Rishabha (Hinduism)

From Wikipedia, the free encyclopedia
Jump to: navigation, search
This article is about Hindu Rishi. For the founder of Jainism, see Rishabhanatha.
Rishabha
Rishabha
From a series of Vishnu Avataras - Rishabha

In Hinduism, Rishabha is the eighth Avatar of Vishnu of the twenty-two incarnations listed in the Bhagavata Purana.[1]

Rishabha Rishi is also mentioned in the Markandeya, Brahmanda, Skanda, and Vishnu Puranas.[2]

Children[edit]

To teach the general populace, Rishabha performed many sacrifices and taught his sons how to rule the citizens.[3]

Relation to Shiva[edit]

Chanting Brahmins and King Ikshwaku proceed to heaven

Many epithets that have been applied to Lord Shiva have also been applied to Rishabha; these include Aghora, Ishana, Sadyojata, and Vamadeva.[4] The influence of Lord Shiva is clearly noticeable on the Mahapurana, in as much as the Puranakara has called Lord Rishabha as tripurari, trilochana, trinetra, tryambaka, and tryakshna.

In one legend, there is a Saint Rishabh who came to Bhadrayuva unexpectedly, and taught him a great mantra called the Shivakavacha.[5]

In the "Brahmottara-candam" section of the Brahma Purana, the narrator Suta describes many matters relating to Shaivism and in the 16th portion, there is a story about Bhadrabahu receiving instructions in a mantra from Rishabha yogi.[6]

The Linga Purana mentions that in every kali yuga, Lord Shiva has incarnated, and that in one kali yuga he was a Yogeshwara (one of His 28 incarnations) named Rishabha.[7]

Relation to Vishnu[edit]

According to some Vaishnava scriptures, Rishabha is an avatara of Vishnu. The Bhagavata Purana is the first to make this claim.

0 Rudra-like Divinity ! do thou produce amongst us, of high descent, a Great God, like Rishabha Deva, by becoming Arhan, which is the epithet of the first World Teacher; let Him become the destroyer of the enemies !

— Rig Veda, X.12.166

References[edit]
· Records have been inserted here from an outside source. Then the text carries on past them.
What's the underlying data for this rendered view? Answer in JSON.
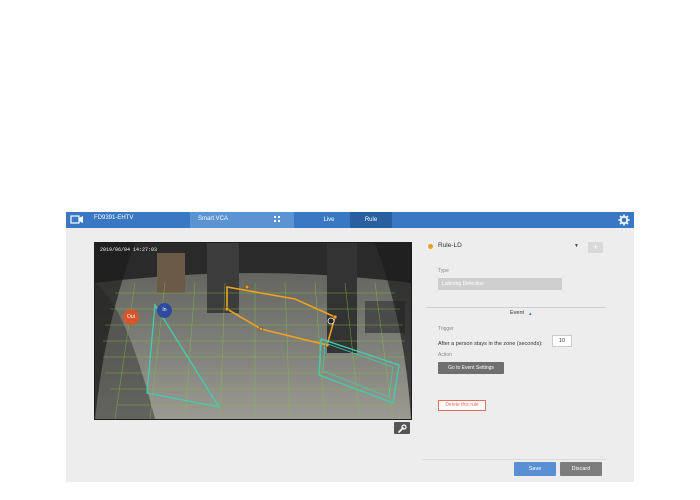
{
  "header": {
    "model": "FD9391-EHTV",
    "module": "Smart VCA",
    "tabs": [
      {
        "label": "Live",
        "active": false
      },
      {
        "label": "Rule",
        "active": true
      }
    ]
  },
  "video": {
    "timestamp": "2019/06/04 14:27:03",
    "counter_out": "Out",
    "counter_in": "In"
  },
  "rule": {
    "name": "Rule-LD",
    "add_label": "+",
    "type_label": "Type",
    "type_value": "Loitering Detection",
    "event_label": "Event",
    "trigger_label": "Trigger",
    "trigger_text": "After a person stays in the zone (seconds):",
    "trigger_seconds": "10",
    "action_label": "Action",
    "event_settings_button": "Go to Event Settings",
    "delete_button": "Delete this rule"
  },
  "footer": {
    "save": "Save",
    "discard": "Discard"
  },
  "colors": {
    "topbar": "#3a78c3",
    "active_tab": "#2a5f9f",
    "zone_orange": "#f0a020",
    "zone_teal": "#3ecfb0",
    "grid_green": "#7fc240",
    "out_badge": "#d4562a",
    "in_badge": "#2d4a9c"
  }
}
  1. ^ Matchett, Freda (2001). Krishna, Lord or Avatara?: the relationship between Krishna and Vishnu. 9780700712816. p. 152. ISBN 978-0-7007-1281-6. 
  2. ^ Champat Rai Jain (1935). Risabha Deva - The Founder of Jainism. Delhi: The Jain Mitra Mandal. pp. iii–v. Not in Copyright 
  3. ^ Bhagvata Purana. Canto 5, Chapter 4 Summary
  4. ^ P. 119 Proceedings of the Indian History Congress, Volume 54, Indian History Congress
  5. ^ P. 99 100 Stories: Stories from Indiann Mythology: Sri Ganapathy Sachchidananda By Avadhoota Datta Peetham, Sri Ganapathy Sachchidananda Swamiji
  6. ^ P. 88, Madras Journal of Literature and Science, Volume 11 By Madras Literary Society and Auxiliary of the Royal Asiatic Society
  7. ^ P. 16 Linga Purana By Vinay. The list is in order is: Shweta, Sutara, Madana, Suhotra, Kanchana, Lokakshee, Jagishavya, Dadhivahana, Rishabha, Muni, Ugra, Atri, Vali, Gautama, Vedashrira, Gokarna, Guhavasi, Shikhandabhriti, Jatamali, Attahasa, Daruka, Langali, Mahakaya, Shuli, Mundishvara, Sahishnu, Somasharma, and Jagadguru.